-- Requirement --
Every line below containing the word "icon" should be found and copied.

Data records:
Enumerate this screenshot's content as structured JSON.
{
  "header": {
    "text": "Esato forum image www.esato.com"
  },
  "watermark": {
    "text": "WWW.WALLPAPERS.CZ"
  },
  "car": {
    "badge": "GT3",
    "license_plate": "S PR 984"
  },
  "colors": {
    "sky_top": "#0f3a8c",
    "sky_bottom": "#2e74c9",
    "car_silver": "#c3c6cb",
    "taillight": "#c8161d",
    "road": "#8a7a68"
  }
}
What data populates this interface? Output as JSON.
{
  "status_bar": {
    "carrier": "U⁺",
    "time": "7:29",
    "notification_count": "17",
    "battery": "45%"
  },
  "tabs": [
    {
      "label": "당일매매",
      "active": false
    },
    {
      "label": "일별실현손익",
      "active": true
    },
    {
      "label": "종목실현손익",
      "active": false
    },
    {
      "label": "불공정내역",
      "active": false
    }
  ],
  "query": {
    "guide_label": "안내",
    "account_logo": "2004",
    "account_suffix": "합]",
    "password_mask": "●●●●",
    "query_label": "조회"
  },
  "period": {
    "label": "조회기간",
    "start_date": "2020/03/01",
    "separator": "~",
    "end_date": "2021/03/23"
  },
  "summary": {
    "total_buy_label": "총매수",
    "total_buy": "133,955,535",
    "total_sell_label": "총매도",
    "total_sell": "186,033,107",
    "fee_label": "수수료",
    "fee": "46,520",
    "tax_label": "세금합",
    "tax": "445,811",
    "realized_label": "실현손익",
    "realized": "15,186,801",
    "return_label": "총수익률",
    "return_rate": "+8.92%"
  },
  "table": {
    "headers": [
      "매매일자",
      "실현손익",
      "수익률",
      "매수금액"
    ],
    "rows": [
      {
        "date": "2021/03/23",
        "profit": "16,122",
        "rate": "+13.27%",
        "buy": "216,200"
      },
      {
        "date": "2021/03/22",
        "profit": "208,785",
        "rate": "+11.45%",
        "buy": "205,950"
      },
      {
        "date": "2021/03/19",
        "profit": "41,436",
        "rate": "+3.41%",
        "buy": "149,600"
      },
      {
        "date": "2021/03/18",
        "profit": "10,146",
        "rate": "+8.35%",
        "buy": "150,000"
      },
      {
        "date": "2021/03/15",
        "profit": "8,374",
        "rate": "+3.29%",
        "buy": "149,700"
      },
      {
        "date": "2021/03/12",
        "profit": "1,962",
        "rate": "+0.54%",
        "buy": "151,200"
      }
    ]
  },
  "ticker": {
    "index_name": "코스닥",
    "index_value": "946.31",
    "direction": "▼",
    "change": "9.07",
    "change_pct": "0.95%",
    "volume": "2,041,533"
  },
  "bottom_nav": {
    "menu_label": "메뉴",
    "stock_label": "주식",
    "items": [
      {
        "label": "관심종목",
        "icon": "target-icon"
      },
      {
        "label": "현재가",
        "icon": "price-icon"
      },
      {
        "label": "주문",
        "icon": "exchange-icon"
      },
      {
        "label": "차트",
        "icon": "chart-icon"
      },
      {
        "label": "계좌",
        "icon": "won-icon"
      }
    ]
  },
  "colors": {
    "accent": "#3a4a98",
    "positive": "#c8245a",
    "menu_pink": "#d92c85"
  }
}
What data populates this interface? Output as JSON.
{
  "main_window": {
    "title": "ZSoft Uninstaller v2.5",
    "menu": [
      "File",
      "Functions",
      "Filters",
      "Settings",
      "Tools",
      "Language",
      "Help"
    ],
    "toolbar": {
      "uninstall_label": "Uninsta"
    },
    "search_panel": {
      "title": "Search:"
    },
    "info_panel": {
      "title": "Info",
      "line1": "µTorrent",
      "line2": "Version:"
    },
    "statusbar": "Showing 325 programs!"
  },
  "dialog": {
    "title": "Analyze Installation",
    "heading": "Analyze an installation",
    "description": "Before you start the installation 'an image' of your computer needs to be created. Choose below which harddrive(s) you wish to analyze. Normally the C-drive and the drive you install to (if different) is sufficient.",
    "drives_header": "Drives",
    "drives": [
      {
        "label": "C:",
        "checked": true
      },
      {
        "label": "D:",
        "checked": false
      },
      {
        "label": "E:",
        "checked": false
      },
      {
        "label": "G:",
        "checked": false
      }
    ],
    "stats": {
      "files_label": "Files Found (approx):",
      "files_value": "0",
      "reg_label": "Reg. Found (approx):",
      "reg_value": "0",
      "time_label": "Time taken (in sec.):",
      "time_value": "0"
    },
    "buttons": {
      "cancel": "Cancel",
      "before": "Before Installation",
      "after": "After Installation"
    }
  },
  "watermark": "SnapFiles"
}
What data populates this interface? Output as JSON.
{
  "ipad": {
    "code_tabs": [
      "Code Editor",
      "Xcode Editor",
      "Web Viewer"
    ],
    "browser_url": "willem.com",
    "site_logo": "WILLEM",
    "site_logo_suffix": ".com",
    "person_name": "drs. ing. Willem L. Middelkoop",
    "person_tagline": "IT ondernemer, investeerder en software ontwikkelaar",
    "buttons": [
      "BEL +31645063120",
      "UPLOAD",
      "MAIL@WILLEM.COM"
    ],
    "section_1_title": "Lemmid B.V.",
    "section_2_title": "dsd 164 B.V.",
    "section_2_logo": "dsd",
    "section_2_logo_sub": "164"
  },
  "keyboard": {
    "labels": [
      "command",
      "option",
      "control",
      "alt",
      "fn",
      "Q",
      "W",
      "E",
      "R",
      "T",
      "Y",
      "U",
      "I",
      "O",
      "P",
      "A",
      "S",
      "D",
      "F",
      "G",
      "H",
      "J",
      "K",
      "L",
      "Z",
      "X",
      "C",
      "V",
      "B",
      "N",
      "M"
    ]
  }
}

-- Solved problem --
        "icon": "target-icon"
        "icon": "price-icon"
        "icon": "exchange-icon"
        "icon": "chart-icon"
        "icon": "won-icon"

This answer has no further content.